Through our work on Give My View, we have unearthed various insights into how the community views the Build To Rent sector, which we believe makes for critical reading for any BTR developers reading this blog.

Macro trends we have unearthed include:

  1. A desire to minimise traffic and pollution, via the provision of electric car eCharging points and managed delivery bays for online purchases

  2. A desire for more greening and exercise space in both external and internal public realm space

  3. A desire to customise and ‘make my mark’ on furnishings made available to residents when they move in

  4. A desire for affordable prices with ‘all you can eat’ rental contracts that include utility bills, including those for the provision of fast broadband

  5. A desire for communal workspaces that has increased (unsurprisingly) since COVID forced more of us to work from home

  6. A desire for local businesses to take advantage of integrated onsite retail opportunities to help boost the local economy and create jobs

  7. A desire for developers to create buildings using sustainable materials, and follow ‘net carbon’ protocol

  8. A desire for more cycleways throughout the site, and ensuing storage facilities

  9. A desire for public access for the wider community to enjoy the development’s amenities

Across all communities polled by Give My View, we calculated that awareness of Build To Rent as a concept is roughly 50/50. We believe this awareness will grow post-COVID, as communities begin to process the concept of living in ‘bubbles’, and not having to travel great distances to their place of work, or even restaurants, bars and gyms.

We have also seen new ideas surfacing from the community in regard to public realm space; increasingly, potential renters are prioritising private balconies and even private outdoor spaces that can help them access fresh air and allow them to exercise, whilst maintaining social distancing protocols. We believe this provides an exciting new challenge for architects and landscape designers, who will no doubt need to go back to the drawing board, especially in regard to developments that successfully obtained planning approval before the pandemic broke out.

We have also seen that BTR is not necessarily the preserve of the young; developments are sprouting up across the country where downsizing baby boomers are looking for living accommodation with healthcare amenities that can be easily accessible, as well as communal space to counter loneliness, perhaps the biggest scourge of modern-day society. Will BTR help combat the rampant ageism in society, and make see a resurgence of inter-generational living? We will see.

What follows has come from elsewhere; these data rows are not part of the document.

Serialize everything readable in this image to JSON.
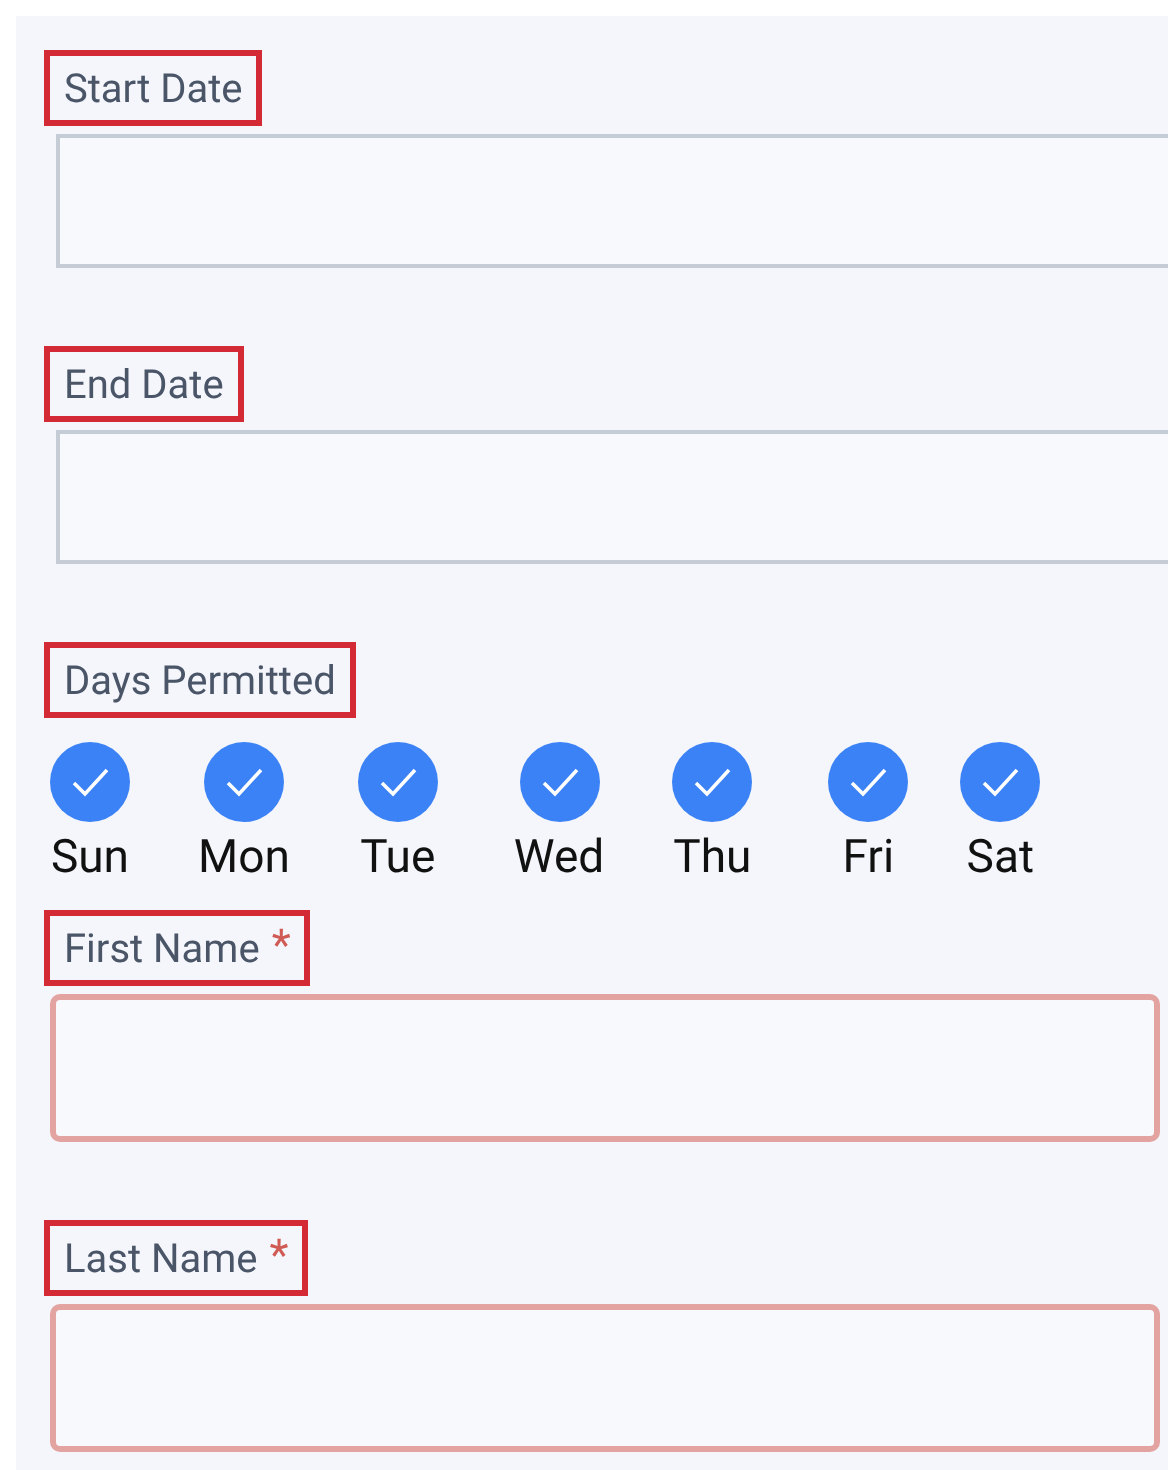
{
  "fields_top": [
    {
      "label": "Start Date",
      "highlighted": true,
      "error": false
    },
    {
      "label": "End Date",
      "highlighted": true,
      "error": false
    }
  ],
  "days_permitted": {
    "label": "Days Permitted",
    "highlighted": true,
    "days": [
      {
        "label": "Sun",
        "checked": true
      },
      {
        "label": "Mon",
        "checked": true
      },
      {
        "label": "Tue",
        "checked": true
      },
      {
        "label": "Wed",
        "checked": true
      },
      {
        "label": "Thu",
        "checked": true
      },
      {
        "label": "Fri",
        "checked": true
      },
      {
        "label": "Sat",
        "checked": true
      }
    ]
  },
  "fields_bottom": [
    {
      "label": "First Name",
      "highlighted": true,
      "required": true,
      "required_mark": "*",
      "error": true
    },
    {
      "label": "Last Name",
      "highlighted": true,
      "required": true,
      "required_mark": "*",
      "error": true
    }
  ]
}
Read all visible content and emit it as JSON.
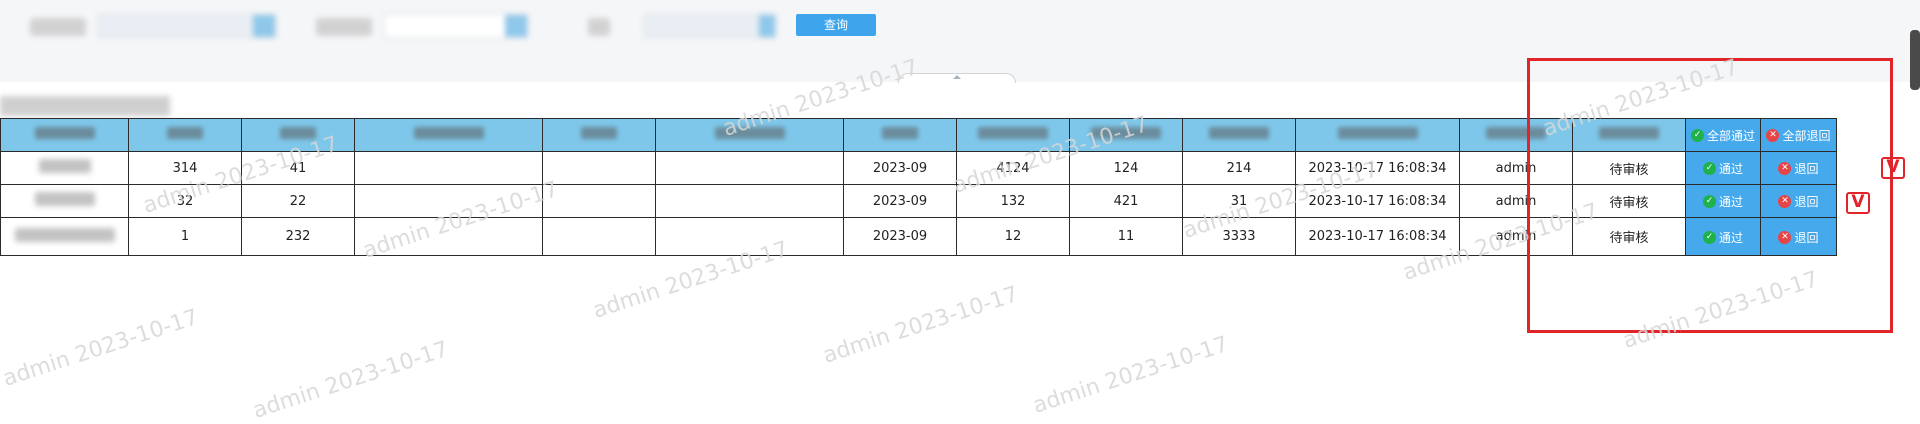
{
  "filters": {
    "query_button": "查询"
  },
  "table": {
    "columns": [
      "",
      "",
      "",
      "",
      "",
      "",
      "",
      "",
      "",
      "",
      "",
      "",
      "",
      "",
      "",
      ""
    ],
    "header_actions": {
      "approve_all": "全部通过",
      "reject_all": "全部退回"
    },
    "rows": [
      {
        "c1": "314",
        "c2": "41",
        "period": "2023-09",
        "v1": "4124",
        "v2": "124",
        "v3": "214",
        "time": "2023-10-17 16:08:34",
        "user": "admin",
        "status": "待审核",
        "approve": "通过",
        "reject": "退回"
      },
      {
        "c1": "32",
        "c2": "22",
        "period": "2023-09",
        "v1": "132",
        "v2": "421",
        "v3": "31",
        "time": "2023-10-17 16:08:34",
        "user": "admin",
        "status": "待审核",
        "approve": "通过",
        "reject": "退回"
      },
      {
        "c1": "1",
        "c2": "232",
        "period": "2023-09",
        "v1": "12",
        "v2": "11",
        "v3": "3333",
        "time": "2023-10-17 16:08:34",
        "user": "admin",
        "status": "待审核",
        "approve": "通过",
        "reject": "退回"
      }
    ]
  },
  "watermark": "admin  2023-10-17",
  "annotation": {
    "marks": [
      "V",
      "V"
    ]
  },
  "colors": {
    "header_bg": "#7ec7ea",
    "action_bg": "#46a9ec",
    "query_button": "#3ea4ec",
    "annotation": "#e0242a"
  }
}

Through our work with Clients from the growing distribution hub sector, we are also keeping an interested eye out for the Beds & Sheds strain of BTR (see previous blog article here), that has captured many developers’ imaginations, whereby housing is combined with ‘last mile’ distribution hubs in cities to minimise pollution and circumvent the lack of available brownfield sites to manage our growing reliance on online purchases and deliveries. 


Lastly, Built-ID is also working with the UKAA (The UK Apartments Association), the industry body that represents the BTR sector, and we are halfway through the creation of an ‘oven-ready’ library of expert industry-endorsed questions, that taps into our experience of asking penetrating questions that drive engagement and provide meaningful insights for BTR developers, from both the communities affected by their potential new schemes, as well as the potential renters who will live in them. Watch this space for an announcement soon.


In summary, the Build To Rent sector is very much here to stay, and our work with Give My View has proved that communities are very much engaged with this new concept of living. Most importantly, the community has many excellent and varied ideas for how they would like to shape these new developments, and these ideas are pivoting fast as COVID forces us all to reappraise how we live and work. If you are a BTR developer and would like to find out, Give My View can help you more easily tap into the community, and deliver lasting social impact with your planned developments, then click here to find out more. 


bottom of page